(1845) Blackwood’s Edinburgh Magazine Volume 58, William Blackwood & Sons

All images out of copyright and obtained from Wikimedia Commons.

Thursday, 1 October 2009

The New Acropolis Museum, is Politics Undermining Art?

I recently had the opportunity to visit the New Acropolis Museum for the first time since visiting as part of an early preview last year.

P1000952

On the whole the museum is a fantastic achievement, yet I was disappointed at the scale that the political protest surrounding the marbles has been allowed into the galleries, at the expense of the art itself.

This begins with the Caryatids which have been displayed in relation to their original position on the Erechtheion, meaning that a gap is left for the Caryatid removed by Elgin's agents and now displayed in the British Museum. What benefit does this provide? In my opinion, none. It simply distracts the visitor from appreciating the Caryatids which do remain in Greece.

From here the political protest gets stronger. The top floor gallery has been designed to display the sculpture from the Parthenon including the frieze and pediment figures. Here plaster copies replace the pieces of sculpture located in the British Museum and other museums around the world. These copies forming a stark contrast to the original pieces on display.

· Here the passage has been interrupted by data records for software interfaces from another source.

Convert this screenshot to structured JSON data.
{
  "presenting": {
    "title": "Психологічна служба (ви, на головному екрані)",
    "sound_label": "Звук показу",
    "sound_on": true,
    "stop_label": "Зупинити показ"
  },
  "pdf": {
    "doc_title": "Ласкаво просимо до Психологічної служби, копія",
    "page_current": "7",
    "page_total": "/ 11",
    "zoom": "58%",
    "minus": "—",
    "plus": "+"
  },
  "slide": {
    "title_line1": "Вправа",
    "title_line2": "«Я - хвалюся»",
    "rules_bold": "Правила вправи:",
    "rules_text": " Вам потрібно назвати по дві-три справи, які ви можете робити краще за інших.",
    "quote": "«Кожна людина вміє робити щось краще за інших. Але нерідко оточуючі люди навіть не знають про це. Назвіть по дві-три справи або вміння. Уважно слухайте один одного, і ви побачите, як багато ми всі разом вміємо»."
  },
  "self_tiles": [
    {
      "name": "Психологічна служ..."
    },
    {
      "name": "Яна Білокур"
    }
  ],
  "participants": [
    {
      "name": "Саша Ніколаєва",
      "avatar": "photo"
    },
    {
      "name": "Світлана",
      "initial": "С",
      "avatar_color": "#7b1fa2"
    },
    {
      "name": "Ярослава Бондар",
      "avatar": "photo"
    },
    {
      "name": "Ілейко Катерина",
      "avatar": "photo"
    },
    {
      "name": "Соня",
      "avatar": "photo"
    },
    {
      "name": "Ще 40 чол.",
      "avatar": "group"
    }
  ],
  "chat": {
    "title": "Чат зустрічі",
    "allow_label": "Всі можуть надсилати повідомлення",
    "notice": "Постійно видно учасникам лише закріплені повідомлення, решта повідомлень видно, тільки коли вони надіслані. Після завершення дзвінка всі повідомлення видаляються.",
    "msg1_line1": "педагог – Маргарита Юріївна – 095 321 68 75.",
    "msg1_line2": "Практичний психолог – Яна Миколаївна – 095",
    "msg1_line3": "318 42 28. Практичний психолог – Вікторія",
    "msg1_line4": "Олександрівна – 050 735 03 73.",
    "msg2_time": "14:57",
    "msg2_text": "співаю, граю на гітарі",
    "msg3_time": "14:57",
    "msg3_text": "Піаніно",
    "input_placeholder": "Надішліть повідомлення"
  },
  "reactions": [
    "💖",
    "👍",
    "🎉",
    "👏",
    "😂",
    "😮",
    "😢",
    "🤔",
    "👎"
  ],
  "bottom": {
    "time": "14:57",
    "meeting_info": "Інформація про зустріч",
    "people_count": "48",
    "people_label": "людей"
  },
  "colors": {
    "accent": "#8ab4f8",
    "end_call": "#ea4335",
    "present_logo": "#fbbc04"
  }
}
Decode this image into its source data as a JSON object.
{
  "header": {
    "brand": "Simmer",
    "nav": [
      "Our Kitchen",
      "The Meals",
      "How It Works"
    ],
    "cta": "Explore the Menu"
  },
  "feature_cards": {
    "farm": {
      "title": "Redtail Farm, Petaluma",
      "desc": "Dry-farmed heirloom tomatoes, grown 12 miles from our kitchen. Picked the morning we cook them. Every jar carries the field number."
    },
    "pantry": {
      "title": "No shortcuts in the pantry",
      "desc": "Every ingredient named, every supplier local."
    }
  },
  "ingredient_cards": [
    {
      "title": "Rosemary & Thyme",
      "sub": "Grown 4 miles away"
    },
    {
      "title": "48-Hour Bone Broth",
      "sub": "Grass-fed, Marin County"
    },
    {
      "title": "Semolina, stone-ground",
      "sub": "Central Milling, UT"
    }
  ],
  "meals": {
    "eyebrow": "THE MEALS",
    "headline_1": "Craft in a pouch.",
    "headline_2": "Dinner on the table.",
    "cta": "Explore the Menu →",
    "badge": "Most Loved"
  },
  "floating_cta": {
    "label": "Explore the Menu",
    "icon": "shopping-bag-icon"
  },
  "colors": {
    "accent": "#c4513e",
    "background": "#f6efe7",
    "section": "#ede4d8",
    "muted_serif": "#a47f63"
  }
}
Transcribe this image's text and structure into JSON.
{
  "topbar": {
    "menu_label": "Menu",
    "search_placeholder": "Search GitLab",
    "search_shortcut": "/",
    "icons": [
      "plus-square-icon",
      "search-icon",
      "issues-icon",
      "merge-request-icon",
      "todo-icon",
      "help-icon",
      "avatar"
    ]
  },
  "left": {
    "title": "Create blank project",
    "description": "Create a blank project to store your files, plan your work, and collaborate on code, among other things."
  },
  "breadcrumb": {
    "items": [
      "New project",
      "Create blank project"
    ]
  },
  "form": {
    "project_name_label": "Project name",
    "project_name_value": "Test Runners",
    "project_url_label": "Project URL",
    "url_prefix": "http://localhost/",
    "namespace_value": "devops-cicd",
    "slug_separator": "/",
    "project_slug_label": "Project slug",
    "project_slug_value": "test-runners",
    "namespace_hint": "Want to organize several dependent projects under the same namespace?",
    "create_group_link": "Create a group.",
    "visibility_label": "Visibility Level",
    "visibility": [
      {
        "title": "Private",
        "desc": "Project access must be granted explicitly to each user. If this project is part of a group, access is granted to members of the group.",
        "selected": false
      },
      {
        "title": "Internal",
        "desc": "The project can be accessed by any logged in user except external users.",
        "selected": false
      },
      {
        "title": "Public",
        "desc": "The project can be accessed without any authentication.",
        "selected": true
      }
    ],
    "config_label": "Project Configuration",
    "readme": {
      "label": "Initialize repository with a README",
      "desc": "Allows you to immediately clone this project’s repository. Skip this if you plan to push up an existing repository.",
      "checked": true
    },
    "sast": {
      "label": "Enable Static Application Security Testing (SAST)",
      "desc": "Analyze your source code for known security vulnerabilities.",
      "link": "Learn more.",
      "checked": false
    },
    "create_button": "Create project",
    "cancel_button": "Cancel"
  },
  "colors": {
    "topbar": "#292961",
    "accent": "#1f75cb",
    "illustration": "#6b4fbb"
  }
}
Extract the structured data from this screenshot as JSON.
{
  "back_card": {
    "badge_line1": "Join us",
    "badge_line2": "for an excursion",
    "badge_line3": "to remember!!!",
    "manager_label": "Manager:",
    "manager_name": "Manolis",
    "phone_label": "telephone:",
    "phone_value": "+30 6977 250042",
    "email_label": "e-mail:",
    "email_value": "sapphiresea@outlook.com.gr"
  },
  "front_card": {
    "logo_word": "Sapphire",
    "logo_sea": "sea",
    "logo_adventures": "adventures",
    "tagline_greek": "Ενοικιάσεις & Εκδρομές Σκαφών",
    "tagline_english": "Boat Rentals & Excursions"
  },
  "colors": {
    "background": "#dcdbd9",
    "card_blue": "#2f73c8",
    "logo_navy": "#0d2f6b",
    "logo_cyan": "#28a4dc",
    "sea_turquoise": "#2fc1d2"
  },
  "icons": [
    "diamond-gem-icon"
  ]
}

At a high level this could be seen as acceptable. Until that is you consider the poor quality of the casts which are to the detriment of the visitors ability to appreciate the subject of the individual sculptures. And therefore the visitors understanding of the sculptures as a whole and the scenes that they cumulatively depict.

For me the prime example of politics over art is an original block which remains in Greece. Block III from the western inner frieze depicts a pause in the Panathenaic procession. A horseman stands in front of his steed which is being steadied by the reins by a groom. A fragment comprising of the grooms hand and part of the forearm is in the Munich museum. Even though this fragment is insignificant in relation to the rest of the block it has been replaced by a plaster copy. This copy is a positive eye sore which serves nothing but to distract the visitor from appreciating fully the beauty of the sculpture that does remain.

These poor quality casts are categorically a political statement, as I observed that pieces of original sculpture that have been removed for restoration have been replaced with far higher quality copies.

With the New Acropolis Museum, Greece has a fantastic opportunity to show that they have the ability to conserve, display and promote their heritage properly. But this has been tainted by the decision to bring politics into the galleries, to the detriment of the visitors appreciation of the pieces that remain in Greece and the visitors understanding of the subject as a whole.